Many primary schools use the ORT Floppy's Phonics Sounds and Letters programme (of which I'm the phonics consultant) in Reception and Year One and then progress on to the Phonics International programme in Year Two or Three using it as an intervention and/or spelling programme for KS 2 (juniors). This is the case both in England and internationally where English is taught as the main or additional language.
Debbie Hepplewhite
Back to top
View user's profile Send private message

Joined: 08 Oct 2007
Posts: 2469
Location: UK

PostPosted: Sat Jul 27, 2013 1:55 pm    Post subject: Reply with quote

I recommend that the 'complex' or 'extended' English alphabetic code can be taught 'incidentally' even when teachers are only at the stage of introducing the 'simple' or 'basic' code systematically for beginners.

I refer to this as the 'two-pronged systematic and incidental phonics teaching approach' and I actually consider that this is the way forwards for phonics provision.

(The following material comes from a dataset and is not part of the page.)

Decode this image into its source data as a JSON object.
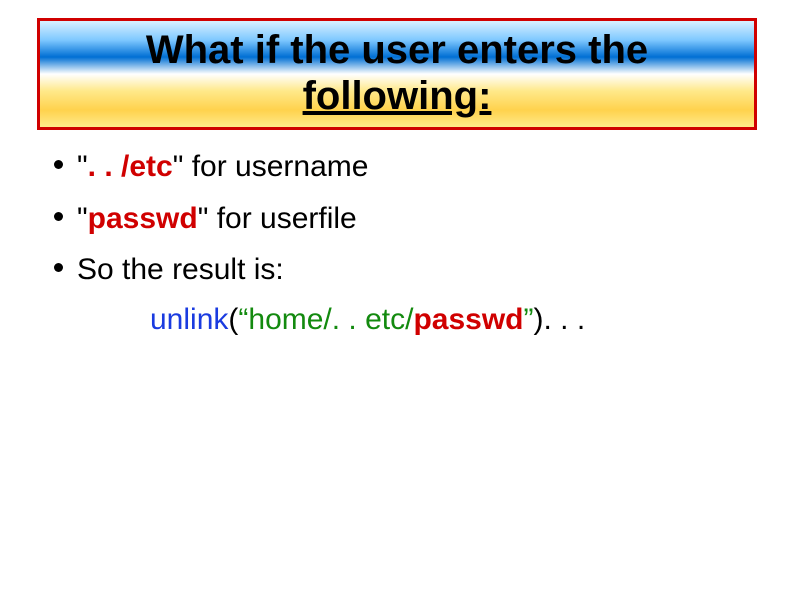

I have written about this approach here (originally this document was produced for a workshop at the UK Reading Reform Foundation conference in 2011):

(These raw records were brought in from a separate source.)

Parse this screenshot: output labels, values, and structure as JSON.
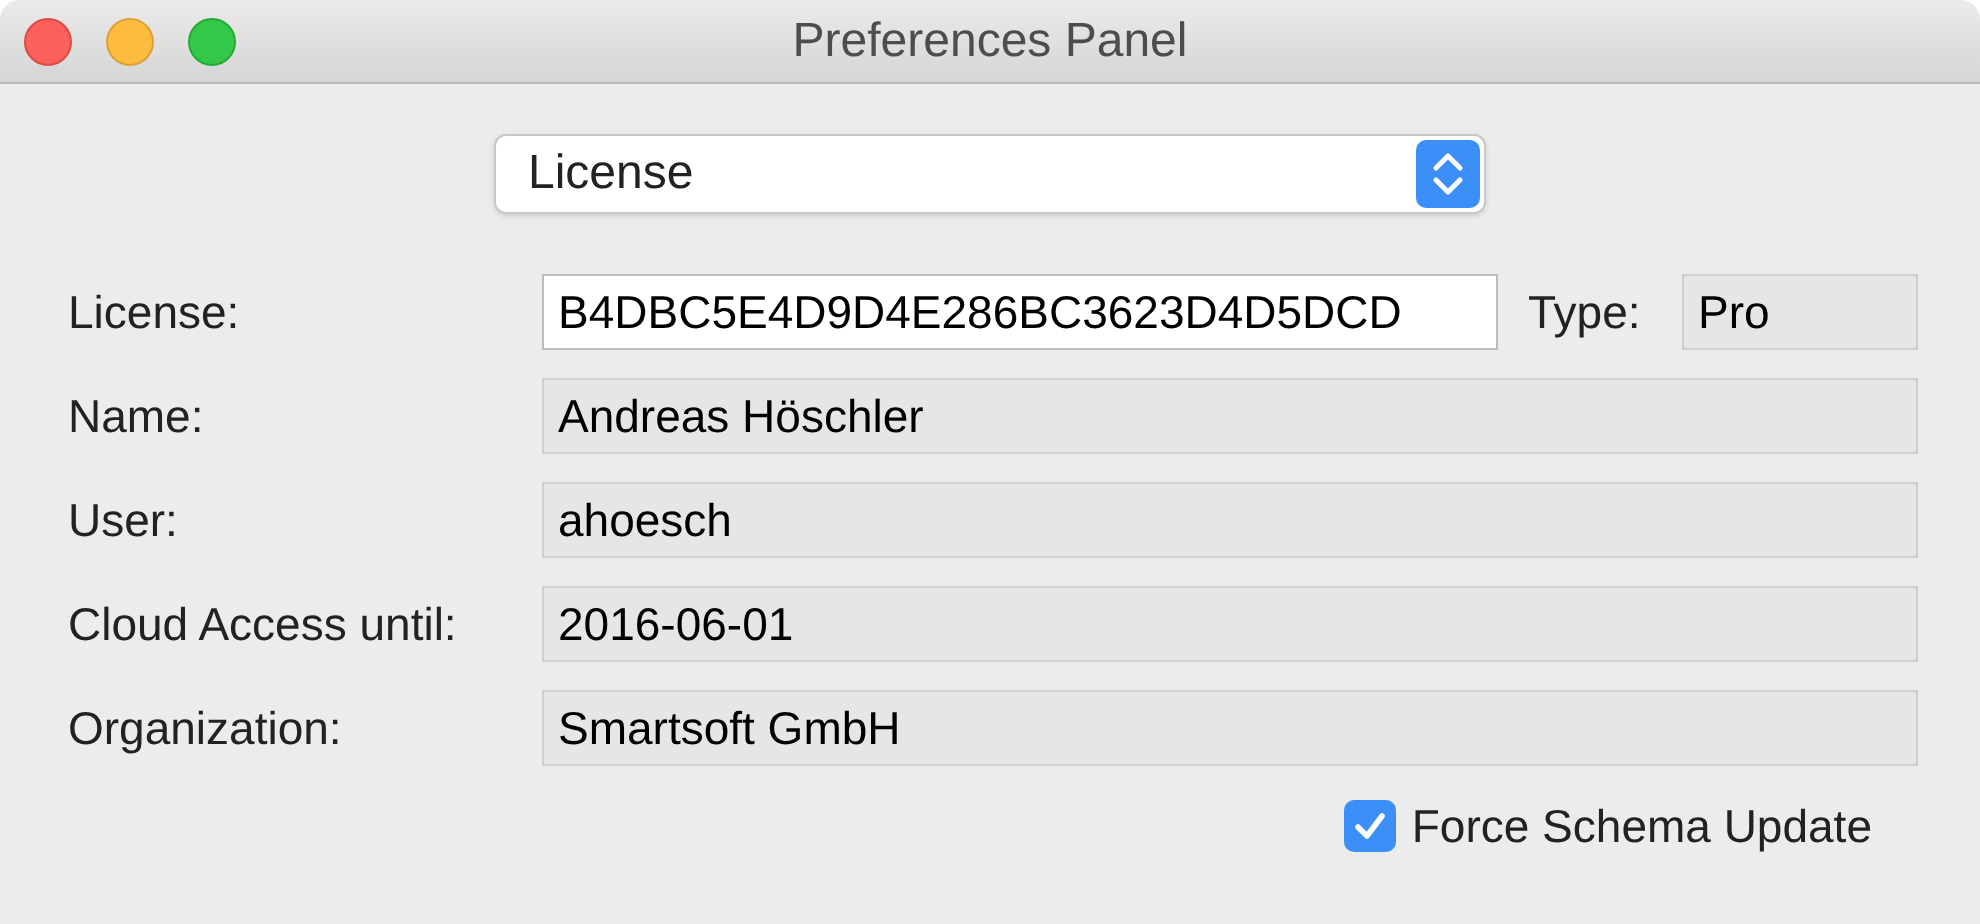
{
  "window": {
    "title": "Preferences Panel"
  },
  "section_popup": {
    "value": "License"
  },
  "fields": [
    {
      "label": "License:",
      "value": "B4DBC5E4D9D4E286BC3623D4D5DCD",
      "editable": true,
      "extra": {
        "label": "Type:",
        "value": "Pro",
        "editable": false
      }
    },
    {
      "label": "Name:",
      "value": "Andreas Höschler",
      "editable": false
    },
    {
      "label": "User:",
      "value": "ahoesch",
      "editable": false
    },
    {
      "label": "Cloud Access until:",
      "value": "2016-06-01",
      "editable": false
    },
    {
      "label": "Organization:",
      "value": "Smartsoft GmbH",
      "editable": false
    }
  ],
  "force_schema_update": {
    "label": "Force Schema Update",
    "checked": true
  }
}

The 'two-pronged' approach is exceptionally liberating for teachers and parents and allows them to introduce, or reinforce, any part of the English alphabetic code as required - with any learner as required. Thus, this is also an important aspect of 'differentiation'.

I suggest that teachers do not dip into the main resources for the systematic programme - but just use their flip-charts or whiteboards (or blackboards) to model any blending or segmenting processes with the focus letter/s-sound correspondence.

In addition, quickly make an A4 paper poster for the main phonics display board to supplement the explanation.

I provide examples of additional posters that can be made - including for unusual letter/s-sound correspondences - on the 'Free Resources' webpage:

Note that I always place the 'sound' in its slash marks at the top left of these quickly made posters which teachers can make 'by hand'. Keep a tray of A4 paper on the teacher's desk with a pack of felt pens nearby. Wink
Debbie Hepplewhite
Back to top
View user's profile Send private message
Display posts from previous:   
Post new topic   Reply to topic    Phonics International Forum Index -> Guide to using the programme All times are GMT
Page 1 of 1

Jump to:  
You cannot post new topics in this forum
You cannot reply to topics in this forum
You cannot edit your posts in this forum
You cannot delete your posts in this forum
You cannot vote in polls in this forum

Powered by phpBB © 2001, 2005 phpBB Group